The Telephone Consumer Protection Act (TCPA), which protects consumers from unwanted robocalls, prohibits making any non-emergency call using an automatic telephone dialing system or an artificial or prerecorded voice to a wireless telephone number without the prior express consent of the called party. The Commission has clarified that ringless voicemail is a form of robocall and is illegal if the caller did not have the consumer’s prior express consent. The FCC can enforce violations, or the consumer can sue in court.
“Imagine finding robocallers leaving junk voicemails on your phone without it ever running. It isn’t very pleasant and happens to too many of us. Today we’re taking action to ensure these deceptive practices don’t find a way around our robocall rules and into consumers’ inboxes,” said FCC Chairwoman Jessica Rosenworcel.
The Declaratory Ruling and Order denies a petition filed by All About the Message, LLC, which asked the Commission to find that delivery of a message directly to a consumer’s cell phone voicemail is not a call protected by the TCPA. The FCC is acting on its motion after the petitioner, and two other similar petitions sought to withdraw their requests for clarification after the FCC sought public comment and received overwhelmingly negative reaction from commenters. The FCC has also received dozens of consumer complaints annually related to ringless voicemail.

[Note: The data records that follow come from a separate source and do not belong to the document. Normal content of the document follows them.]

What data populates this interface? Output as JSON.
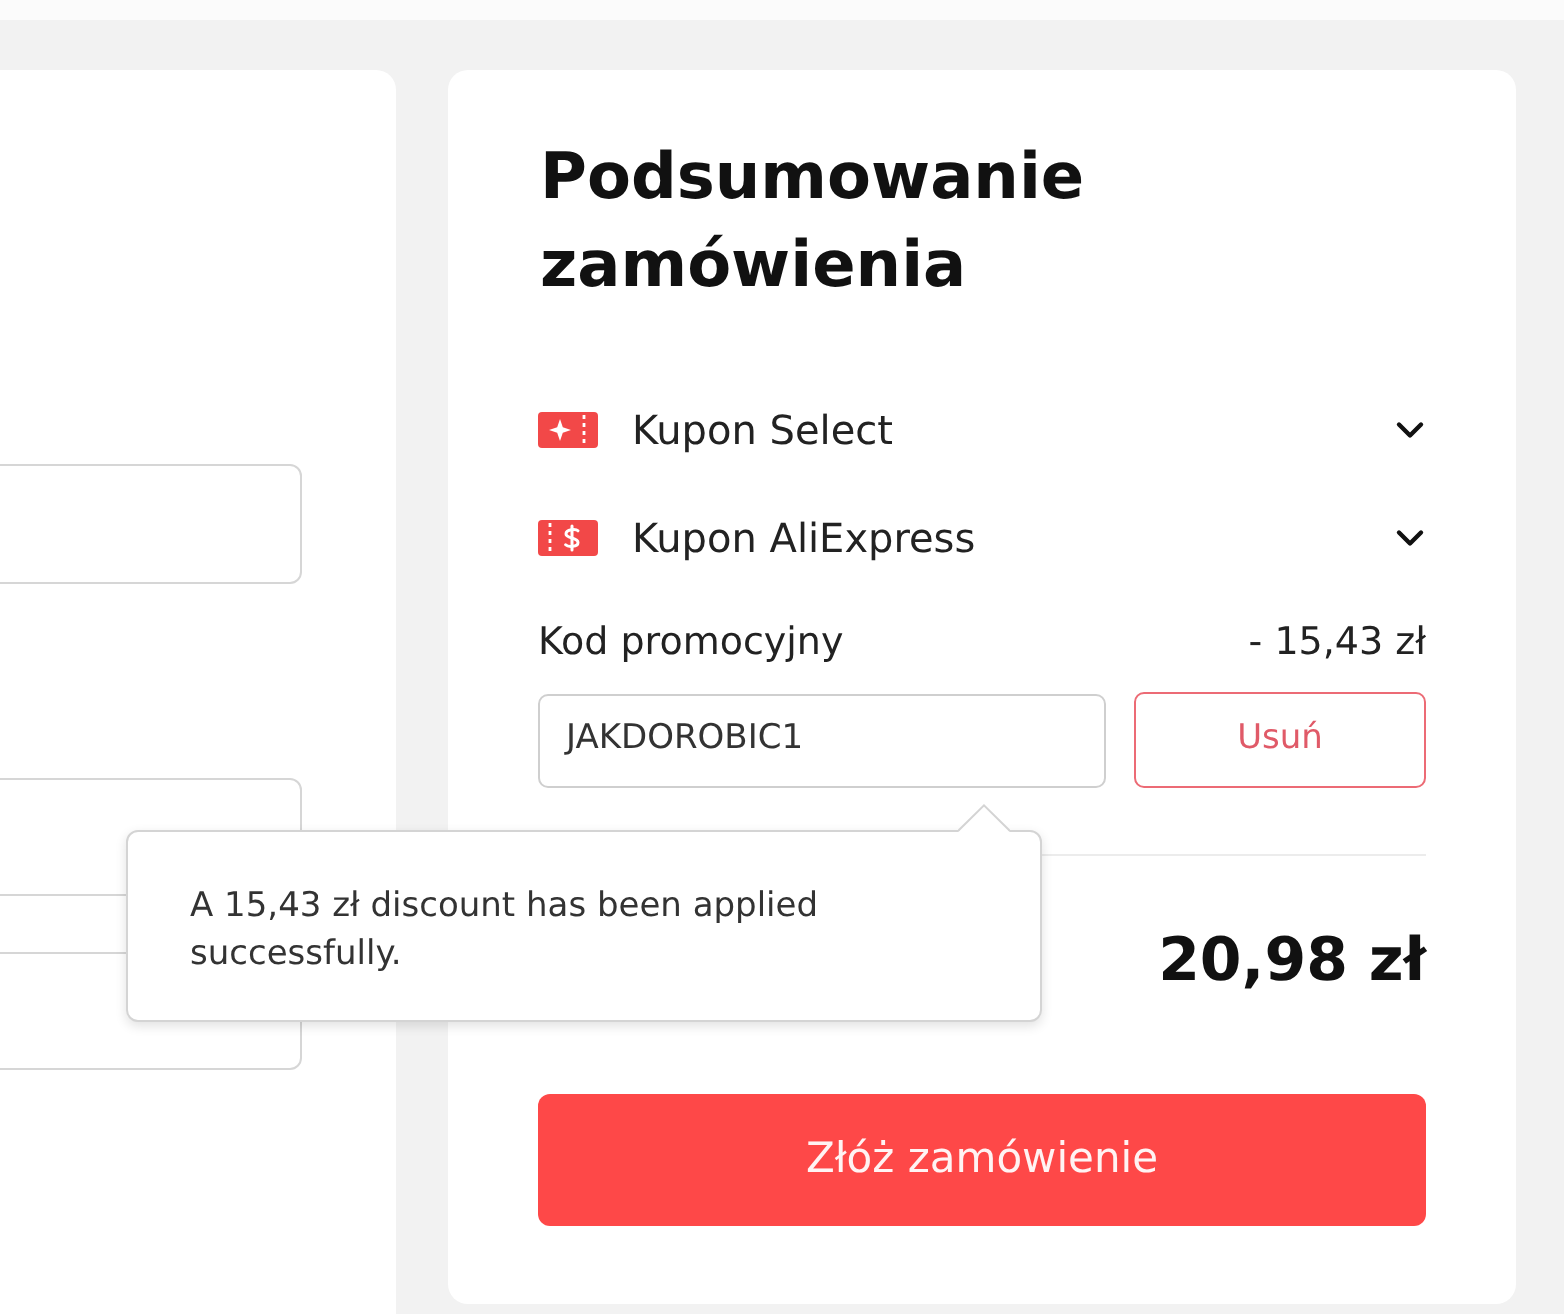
{
  "summary": {
    "title": "Podsumowanie zamówienia",
    "coupons": [
      {
        "kind": "select",
        "label": "Kupon Select",
        "expanded": false
      },
      {
        "kind": "aliexpress",
        "label": "Kupon AliExpress",
        "expanded": false
      }
    ],
    "promo": {
      "label": "Kod promocyjny",
      "discount": "- 15,43 zł",
      "value": "JAKDOROBIC1",
      "remove_button": "Usuń"
    },
    "total": "20,98 zł",
    "order_button": "Złóż zamówienie"
  },
  "tooltip": {
    "message": "A 15,43 zł discount has been applied successfully."
  }
}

The ruling goes into effect upon today’s release of the decision.